It's here--Spring Training has begun, and all is right with the world. For so many reasons, baseball is the sport I enjoy the most, and I am glad that Southwest has relationships with most of the major league teams. Every year about this time, baseball moves toward the front of my consciousness. One of my favorite movies about baseball isThe Natural because it represents redemption on a grand scale with Roy Hobbs overcoming his demons. Randy Newman's score serves to make the finale one of the most stirring moments on film. Another is Field of Dreams, and I admit that I usually am sobbing out loud every time I watch it. I always wait for the part near the end when James Earl Jones, as writer Terence Mann, tells Ray Kinsella (played by Kevin Costner) not to sell his farm because people will come: They'll find they have reserved seats somewhere along one of the baselines, where they sat when they were children and cheered their heroes. And they'll watch the game and it'll be as if they dipped themselves in magic waters. The memories will be so thick they'll have to brush them away from their faces. People will come Ray. The one constant through all the years, Ray, has been baseball. America has rolled by like an army of steamrollers. It has been erased like a blackboard, rebuilt and erased again. But baseball has marked the time. This field, this game: it's a part of our past, Ray. It reminds of us of all that once was good and it could be again. Oh... people will come Ray. People will most definitely come.

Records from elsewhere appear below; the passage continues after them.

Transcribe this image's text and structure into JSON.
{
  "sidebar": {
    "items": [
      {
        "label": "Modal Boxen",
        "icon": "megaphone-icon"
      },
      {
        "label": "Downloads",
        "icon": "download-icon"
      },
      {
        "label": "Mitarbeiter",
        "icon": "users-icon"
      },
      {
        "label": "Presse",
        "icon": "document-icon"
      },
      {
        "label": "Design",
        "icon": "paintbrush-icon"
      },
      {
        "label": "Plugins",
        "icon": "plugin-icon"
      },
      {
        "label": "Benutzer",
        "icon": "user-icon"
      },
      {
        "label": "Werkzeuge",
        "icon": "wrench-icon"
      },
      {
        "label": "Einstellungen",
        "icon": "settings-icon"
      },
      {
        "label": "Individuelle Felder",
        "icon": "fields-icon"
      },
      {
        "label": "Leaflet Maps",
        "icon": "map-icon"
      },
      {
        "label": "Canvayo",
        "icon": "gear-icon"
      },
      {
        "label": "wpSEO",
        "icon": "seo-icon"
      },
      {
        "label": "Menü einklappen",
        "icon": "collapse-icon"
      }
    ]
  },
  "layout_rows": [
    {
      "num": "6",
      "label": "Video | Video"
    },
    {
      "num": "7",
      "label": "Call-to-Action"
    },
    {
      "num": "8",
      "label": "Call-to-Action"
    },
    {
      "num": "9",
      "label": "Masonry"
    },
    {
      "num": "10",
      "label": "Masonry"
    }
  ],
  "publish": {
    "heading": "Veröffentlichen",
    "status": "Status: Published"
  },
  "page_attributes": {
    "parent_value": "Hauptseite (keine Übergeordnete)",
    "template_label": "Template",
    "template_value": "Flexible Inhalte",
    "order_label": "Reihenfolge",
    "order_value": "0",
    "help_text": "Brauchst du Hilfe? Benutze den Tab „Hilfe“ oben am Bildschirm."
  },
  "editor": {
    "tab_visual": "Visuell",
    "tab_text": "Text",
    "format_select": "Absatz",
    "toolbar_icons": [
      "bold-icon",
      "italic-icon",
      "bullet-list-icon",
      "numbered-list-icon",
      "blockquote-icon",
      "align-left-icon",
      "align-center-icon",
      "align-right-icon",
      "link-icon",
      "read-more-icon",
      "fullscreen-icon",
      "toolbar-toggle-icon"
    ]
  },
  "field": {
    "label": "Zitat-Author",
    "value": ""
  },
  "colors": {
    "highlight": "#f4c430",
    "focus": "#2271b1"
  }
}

Like Ray (who was born the same year as I), baseball is a link to my childhood memories and my own late father. My first baseball game was at the one-year old Dodger Stadium on July 3, 1963. Sandy Koufax, my all-time favorite player, defeated Bob Gibson and the St. Louis Cardinals in a five-run shutout (that only lasted one hour and 53 minutes), and we also got to see one of Dad's baseball heroes, Stan Musial, pinch hit in the ninth inning. Koufax struck out nine, walked none, and allowed only three hits. All three of those players are in the Hall of Fame today, and over my life, I have seen other Hall of Famers play like Mickey Mantle, Yogi Berra, Al Kaline, Roberto Clemente, Willie Stargell, Ryne Sandberg, Brooks Robinson, and Carl Yastrzemski. Plus, I played Little League against George Brett.
However, the Dodgers remain the team of my childhood. I can still recite the 1963 Dodgers starting lineup, and this was really the last Dodger team to have strong ties to the old Brooklyn Dodgers, (the Boys of Summer) with Brooklyn veterans like Johnny Roseboro, Johnny Padres, Don Zimmer, Junior Gilliam, third base coach Leo Durocher, and manager, Walt Alston. (Both Alston and Durocher are in the Hall too.) Even Koufax and Don Drysdale (another Hall of Fame member), who are more closely associated with Los Angeles, played in Brooklyn. I devoured everything I could about Dodger history. (How many of you know where the Dodgers played in Los Angeles from 1958 to 1961 before Dodger Stadium opened?) If a genie suddenly appeared before me with three wishes (yeah, fat chance of that happening), my first wish would be to see the 1955 Brooklyn Dodgers play in Ebbetts Field. Oh to see Duke Snider patrolling center field, the courageous Jackie Robinson stealing home, Pee Wee Reese turning the double play at short, and the equally courageous Roy Campanella (who would later face much physical adverstiy) behind the plate catching.
On a personal level, Dad was never really a baseball fan until we moved to Los Angeles, but he shared my passion for the Boys of Summer. On our Sunday drives, the car radio was always tuned to Vin Scully broadcasting the Dodgers on KFI Radio, and my love of baseball has much to do with Vin's magnificient voice and wonderful stories. (Scully had begun his broadcasting career with the Dodgers in Brooklyn.) In 1965, Dad had a heart attack, and I remember visiting his hospital room and listening to Dodger spring training games, while he recovered. Later that season, I was already in bed for school the next day, but he woke me up so we could listen to the last inning of Koufax's perfect game against the Cubs. (Click here to read a transcript of Vin's broadcast.) Like Ray Kinsella, I'd give anything to have a game of catch with Dad again, but at least, as Terence Mann says, baseball "reminds us of all that was once good and that could be again."
It's time for you to take your family to your own Field of Dreams. Southwest can fly you to Spring Training in Arizona or Florida, and we serve most of the major league cites. Use the money you save on air fare to buy souvenirs for your kids (or you!) and buy a "beer and a dog" for me while you're at the game.